■ **DATA EXTRACT**:
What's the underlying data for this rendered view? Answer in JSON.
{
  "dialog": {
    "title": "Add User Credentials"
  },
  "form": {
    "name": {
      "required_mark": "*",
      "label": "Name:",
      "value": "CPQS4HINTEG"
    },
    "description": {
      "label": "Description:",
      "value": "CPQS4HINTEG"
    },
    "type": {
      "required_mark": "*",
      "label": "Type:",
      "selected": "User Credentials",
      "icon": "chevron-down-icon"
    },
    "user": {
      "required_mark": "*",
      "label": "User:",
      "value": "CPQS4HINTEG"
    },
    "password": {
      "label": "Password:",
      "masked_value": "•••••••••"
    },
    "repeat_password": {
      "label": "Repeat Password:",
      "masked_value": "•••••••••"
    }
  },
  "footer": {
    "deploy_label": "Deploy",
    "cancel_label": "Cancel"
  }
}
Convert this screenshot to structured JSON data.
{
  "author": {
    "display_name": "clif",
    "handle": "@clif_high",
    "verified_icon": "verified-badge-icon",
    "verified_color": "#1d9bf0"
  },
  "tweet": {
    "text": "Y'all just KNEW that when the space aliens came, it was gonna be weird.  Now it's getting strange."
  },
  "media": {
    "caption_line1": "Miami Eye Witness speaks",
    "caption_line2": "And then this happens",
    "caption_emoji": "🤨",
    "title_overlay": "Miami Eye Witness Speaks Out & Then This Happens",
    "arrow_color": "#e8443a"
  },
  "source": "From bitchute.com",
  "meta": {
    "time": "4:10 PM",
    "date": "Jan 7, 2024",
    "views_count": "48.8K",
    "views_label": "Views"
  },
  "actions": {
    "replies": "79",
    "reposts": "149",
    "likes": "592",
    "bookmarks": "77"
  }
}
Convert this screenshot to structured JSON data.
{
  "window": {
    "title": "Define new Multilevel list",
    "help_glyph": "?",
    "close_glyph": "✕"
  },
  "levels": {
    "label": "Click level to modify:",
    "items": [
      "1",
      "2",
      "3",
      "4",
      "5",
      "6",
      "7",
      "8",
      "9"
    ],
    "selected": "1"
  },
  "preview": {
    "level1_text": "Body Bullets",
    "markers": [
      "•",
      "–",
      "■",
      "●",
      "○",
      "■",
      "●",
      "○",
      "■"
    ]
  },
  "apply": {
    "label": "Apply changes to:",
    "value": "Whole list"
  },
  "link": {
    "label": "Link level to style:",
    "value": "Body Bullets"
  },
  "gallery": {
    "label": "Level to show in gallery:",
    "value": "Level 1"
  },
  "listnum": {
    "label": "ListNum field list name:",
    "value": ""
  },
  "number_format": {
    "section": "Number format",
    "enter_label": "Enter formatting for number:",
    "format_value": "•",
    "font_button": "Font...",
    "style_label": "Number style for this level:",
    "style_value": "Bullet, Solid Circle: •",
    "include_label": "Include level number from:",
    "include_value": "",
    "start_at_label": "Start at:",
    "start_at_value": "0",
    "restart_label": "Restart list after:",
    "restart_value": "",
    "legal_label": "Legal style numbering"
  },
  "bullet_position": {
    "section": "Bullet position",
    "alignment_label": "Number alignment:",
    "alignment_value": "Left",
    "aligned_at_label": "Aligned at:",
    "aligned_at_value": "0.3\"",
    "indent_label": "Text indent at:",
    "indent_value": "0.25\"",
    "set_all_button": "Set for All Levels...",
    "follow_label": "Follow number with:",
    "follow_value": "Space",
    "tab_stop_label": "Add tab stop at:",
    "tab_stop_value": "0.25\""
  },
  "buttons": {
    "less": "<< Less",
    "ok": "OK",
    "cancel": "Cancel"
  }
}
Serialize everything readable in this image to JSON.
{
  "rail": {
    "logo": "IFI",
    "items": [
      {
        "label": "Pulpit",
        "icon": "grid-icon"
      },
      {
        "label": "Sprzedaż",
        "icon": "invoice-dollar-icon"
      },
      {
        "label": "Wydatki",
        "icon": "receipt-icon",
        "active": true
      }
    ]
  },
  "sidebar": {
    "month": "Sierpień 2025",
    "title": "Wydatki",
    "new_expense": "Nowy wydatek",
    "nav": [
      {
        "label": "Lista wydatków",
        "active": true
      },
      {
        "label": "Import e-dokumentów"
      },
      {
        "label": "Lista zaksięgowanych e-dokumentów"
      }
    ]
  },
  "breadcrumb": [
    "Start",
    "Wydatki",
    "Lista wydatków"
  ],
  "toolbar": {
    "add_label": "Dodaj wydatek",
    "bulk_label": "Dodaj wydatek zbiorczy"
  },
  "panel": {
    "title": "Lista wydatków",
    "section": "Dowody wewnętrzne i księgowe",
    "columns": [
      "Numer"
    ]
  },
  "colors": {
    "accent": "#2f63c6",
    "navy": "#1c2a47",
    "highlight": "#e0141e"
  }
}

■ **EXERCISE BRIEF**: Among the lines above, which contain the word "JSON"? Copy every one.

■ **ANSWER SECTION**:
What's the underlying data for this rendered view? Answer in JSON.
Convert this screenshot to structured JSON data.
Convert this screenshot to structured JSON data.
Serialize everything readable in this image to JSON.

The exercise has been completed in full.